Darrell Blackwelder: It is possible to keep poinsettias for the next season

Published 12:00 am Saturday, December 24, 2022

One of the questions asked each Christmas holiday is if you keep poinsettias for the next season. These plants can be over-wintered and used next year, but it’s going to be a challenge. It’s important to place the plant in a sunny location and continue to water it regularly while it’s growing.

It’s best to take the plant outdoors in late spring once the night temperature remains above 50 degrees. Fertilize the plant every two to three weeks throughout the growing season with a well-balanced water soluble fertilizer. In early June, transplant the poinsettia into a container 2 to 4 inches bigger than the original pot. Use a soil mix containing a considerable amount of organic matter, such as compost, leaf mold or peat moss. Pinch back the shoot tips or prune back the branches to keep the plant compact. Do not pinch back after Sept. 1. When night temperatures become cool, 55 to 60 degrees in September, bring the plant indoors to a sunny location.

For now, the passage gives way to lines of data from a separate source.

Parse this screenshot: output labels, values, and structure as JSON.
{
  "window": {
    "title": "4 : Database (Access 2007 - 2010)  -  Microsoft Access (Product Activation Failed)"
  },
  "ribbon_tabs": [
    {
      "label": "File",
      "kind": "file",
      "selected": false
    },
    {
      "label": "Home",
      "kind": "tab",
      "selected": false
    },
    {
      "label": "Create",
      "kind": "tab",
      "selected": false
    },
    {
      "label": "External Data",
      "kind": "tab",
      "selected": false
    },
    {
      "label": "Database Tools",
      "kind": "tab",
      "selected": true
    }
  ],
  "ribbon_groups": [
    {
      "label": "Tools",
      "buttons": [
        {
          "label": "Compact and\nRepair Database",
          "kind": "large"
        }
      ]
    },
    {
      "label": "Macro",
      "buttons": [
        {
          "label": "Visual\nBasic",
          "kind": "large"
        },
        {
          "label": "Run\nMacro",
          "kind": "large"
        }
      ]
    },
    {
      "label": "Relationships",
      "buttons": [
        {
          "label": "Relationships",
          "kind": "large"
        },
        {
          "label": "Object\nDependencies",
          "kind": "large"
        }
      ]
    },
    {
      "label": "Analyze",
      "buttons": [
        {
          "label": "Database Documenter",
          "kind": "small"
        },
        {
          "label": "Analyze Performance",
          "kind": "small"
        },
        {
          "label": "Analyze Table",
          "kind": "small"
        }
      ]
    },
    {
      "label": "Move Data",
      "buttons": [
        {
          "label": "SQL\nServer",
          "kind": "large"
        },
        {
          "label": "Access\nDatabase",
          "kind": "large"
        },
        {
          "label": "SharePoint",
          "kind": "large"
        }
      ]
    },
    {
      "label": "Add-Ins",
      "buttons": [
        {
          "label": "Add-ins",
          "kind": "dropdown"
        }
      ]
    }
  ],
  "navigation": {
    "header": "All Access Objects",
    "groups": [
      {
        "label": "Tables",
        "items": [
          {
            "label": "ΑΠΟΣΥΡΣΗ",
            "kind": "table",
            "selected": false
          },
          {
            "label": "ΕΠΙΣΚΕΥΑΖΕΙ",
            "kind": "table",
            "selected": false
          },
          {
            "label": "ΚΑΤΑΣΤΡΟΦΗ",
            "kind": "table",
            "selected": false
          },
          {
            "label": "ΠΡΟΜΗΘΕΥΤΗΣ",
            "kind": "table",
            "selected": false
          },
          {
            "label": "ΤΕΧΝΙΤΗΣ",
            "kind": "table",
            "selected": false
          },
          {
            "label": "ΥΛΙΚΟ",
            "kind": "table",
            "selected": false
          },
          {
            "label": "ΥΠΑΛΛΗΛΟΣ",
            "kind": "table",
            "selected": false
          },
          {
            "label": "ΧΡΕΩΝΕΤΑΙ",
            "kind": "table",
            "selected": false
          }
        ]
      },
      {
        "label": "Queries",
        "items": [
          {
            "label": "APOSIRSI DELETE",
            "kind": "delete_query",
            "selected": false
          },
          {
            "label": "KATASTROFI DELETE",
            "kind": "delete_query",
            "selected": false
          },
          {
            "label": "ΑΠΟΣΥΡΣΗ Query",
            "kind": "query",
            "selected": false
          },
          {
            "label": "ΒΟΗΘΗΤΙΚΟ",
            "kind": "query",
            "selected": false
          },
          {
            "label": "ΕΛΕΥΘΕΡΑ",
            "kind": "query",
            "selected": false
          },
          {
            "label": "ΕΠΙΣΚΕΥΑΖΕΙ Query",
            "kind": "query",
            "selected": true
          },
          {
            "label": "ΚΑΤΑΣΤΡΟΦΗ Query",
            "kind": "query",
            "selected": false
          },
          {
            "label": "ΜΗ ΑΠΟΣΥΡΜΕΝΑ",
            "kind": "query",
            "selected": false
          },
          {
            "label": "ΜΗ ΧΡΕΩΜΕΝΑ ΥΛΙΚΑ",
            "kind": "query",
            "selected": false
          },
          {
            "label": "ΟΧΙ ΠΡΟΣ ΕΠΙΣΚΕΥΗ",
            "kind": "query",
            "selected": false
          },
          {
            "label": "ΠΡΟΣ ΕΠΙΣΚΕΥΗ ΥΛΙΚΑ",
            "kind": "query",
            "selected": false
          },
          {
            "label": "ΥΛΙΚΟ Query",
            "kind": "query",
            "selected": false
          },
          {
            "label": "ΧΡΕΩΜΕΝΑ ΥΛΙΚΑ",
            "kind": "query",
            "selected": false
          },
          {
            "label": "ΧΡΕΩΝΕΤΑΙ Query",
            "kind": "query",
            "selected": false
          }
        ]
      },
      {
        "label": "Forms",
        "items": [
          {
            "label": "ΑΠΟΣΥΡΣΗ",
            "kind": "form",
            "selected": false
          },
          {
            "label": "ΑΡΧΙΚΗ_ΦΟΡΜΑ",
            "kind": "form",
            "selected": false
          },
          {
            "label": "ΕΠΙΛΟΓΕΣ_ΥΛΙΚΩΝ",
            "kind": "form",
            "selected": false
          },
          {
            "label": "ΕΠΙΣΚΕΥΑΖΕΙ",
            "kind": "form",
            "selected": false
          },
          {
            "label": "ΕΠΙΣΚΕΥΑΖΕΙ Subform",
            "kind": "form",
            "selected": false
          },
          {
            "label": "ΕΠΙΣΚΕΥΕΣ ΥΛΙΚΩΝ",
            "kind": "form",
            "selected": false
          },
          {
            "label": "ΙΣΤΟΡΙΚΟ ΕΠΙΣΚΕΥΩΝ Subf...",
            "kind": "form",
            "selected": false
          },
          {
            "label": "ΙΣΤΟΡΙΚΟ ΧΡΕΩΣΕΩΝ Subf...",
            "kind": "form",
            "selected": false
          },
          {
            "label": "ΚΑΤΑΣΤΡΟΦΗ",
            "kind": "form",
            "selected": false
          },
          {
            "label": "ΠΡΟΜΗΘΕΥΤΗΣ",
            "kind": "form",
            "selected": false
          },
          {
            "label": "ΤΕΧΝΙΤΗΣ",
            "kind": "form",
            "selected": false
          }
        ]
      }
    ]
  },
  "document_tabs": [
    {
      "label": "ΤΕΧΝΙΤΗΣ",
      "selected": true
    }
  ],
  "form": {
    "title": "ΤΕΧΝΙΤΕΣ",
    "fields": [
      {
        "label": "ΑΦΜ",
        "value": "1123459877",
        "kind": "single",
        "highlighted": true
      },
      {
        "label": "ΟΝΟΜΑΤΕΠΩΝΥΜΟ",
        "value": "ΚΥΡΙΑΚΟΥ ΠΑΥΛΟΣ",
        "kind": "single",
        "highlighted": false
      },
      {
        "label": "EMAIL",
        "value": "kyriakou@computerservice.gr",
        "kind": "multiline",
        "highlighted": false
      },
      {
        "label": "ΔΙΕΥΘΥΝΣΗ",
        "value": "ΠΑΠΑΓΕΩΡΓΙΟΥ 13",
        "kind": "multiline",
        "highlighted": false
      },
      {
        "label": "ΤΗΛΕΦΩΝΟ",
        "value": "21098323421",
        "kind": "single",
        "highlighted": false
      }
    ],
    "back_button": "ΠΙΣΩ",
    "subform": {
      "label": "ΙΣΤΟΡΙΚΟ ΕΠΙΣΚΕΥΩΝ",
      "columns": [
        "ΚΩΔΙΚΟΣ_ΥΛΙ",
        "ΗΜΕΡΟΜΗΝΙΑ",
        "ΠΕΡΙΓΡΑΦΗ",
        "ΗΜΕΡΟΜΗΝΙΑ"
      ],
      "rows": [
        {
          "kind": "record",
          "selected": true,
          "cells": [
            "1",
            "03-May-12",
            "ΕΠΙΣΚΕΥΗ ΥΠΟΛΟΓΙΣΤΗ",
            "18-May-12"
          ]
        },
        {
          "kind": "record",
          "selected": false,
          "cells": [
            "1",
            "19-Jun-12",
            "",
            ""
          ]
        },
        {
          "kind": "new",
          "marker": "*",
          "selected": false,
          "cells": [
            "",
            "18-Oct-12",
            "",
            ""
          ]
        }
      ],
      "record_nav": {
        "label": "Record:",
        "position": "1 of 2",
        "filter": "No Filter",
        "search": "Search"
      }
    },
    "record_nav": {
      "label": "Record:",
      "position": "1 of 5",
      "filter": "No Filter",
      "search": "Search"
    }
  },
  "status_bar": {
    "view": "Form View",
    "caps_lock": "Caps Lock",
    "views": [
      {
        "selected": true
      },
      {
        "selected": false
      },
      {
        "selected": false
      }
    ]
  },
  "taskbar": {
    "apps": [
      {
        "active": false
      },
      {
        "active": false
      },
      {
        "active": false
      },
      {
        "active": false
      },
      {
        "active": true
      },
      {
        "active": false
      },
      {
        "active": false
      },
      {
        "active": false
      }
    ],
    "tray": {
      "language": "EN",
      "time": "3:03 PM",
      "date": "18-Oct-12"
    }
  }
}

Poinsettias will flower the next year if you follow a few procedures. The poinsettia is a short-day plant, meaning it needs a continuous long dark period each night to form its colorful bracts. Starting the first week of October, for the next 10 weeks the plant must be kept in total darkness for 14 continuous hours each night. One method is to move the plant to a closet or covering it with a large box. It’s a much easier process to locate the plant in a room that never gets light at night. During this period, the plant must also receive six to eight hours of bright sunlight daily. Depending on the response time of the particular cultivar, the plant should into full bloom during November or December.

Again, keeping a poinsettia for next years’ Christmas season will take a dedicated gardener. Many enjoy the challenge while others stimulate the local economy with new plants each year.

Darrell Blackwelder is the retired horticulture agent and director with the North Carolina Cooperative Extension Service in Rowan County. Contact him at deblackw@ncsu.edu.